The work on this document was started by a special group at the level of Foreign Ministers of the five Caspian states in 1996. The issues of the legal status of the Caspian Sea have become a key topic at the meetings of the foreign ministers, as well as at the meetings of the presidents of the “Caspian Five” countries.
The draft Convention on the legal status of the Caspian Sea is based on the principles enshrined in the joint statement of the IV Caspian Summit, which was held in September 2014 in Astrakhan.
It, inter alia, stipulated that the parties obtain the rights to extract aquatic biological resources within 25 nautical miles of coastal space: national sovereignty will extend to 15 nautical miles plus 10 adjacent “fishing” ones.
In accordance with the Convention, the main area of the water surface of the Caspian Sea remains in the common use of the parties, and the bottom and subsoil are divided by neighboring states into plots by agreement between them on the basis of international law. Shipping, fishing, scientific research and laying of main pipelines are carried out according to the rules agreed upon by the parties. And in the case of laying the pipeline on the seabed, the consent of all the countries of the “five” is not required, details are agreed by those states on whose sections the highway passes.

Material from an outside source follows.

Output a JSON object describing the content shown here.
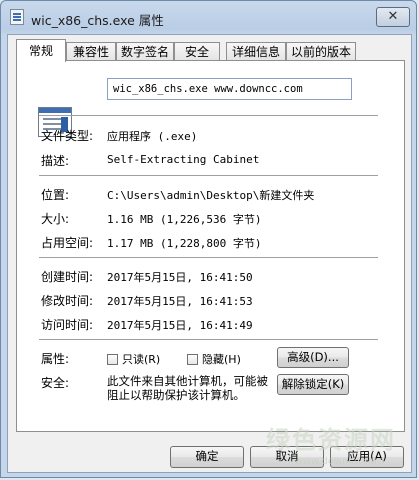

The document also notes that the implementation of large-scale marine projects necessarily takes into account the environmental factor.
The Convention also fixes the provision on the prevention of the presence in the Caspian of the armed forces of extra-regional powers, and also determines the five Caspian littoral states responsible for maintaining maritime security and managing its resources.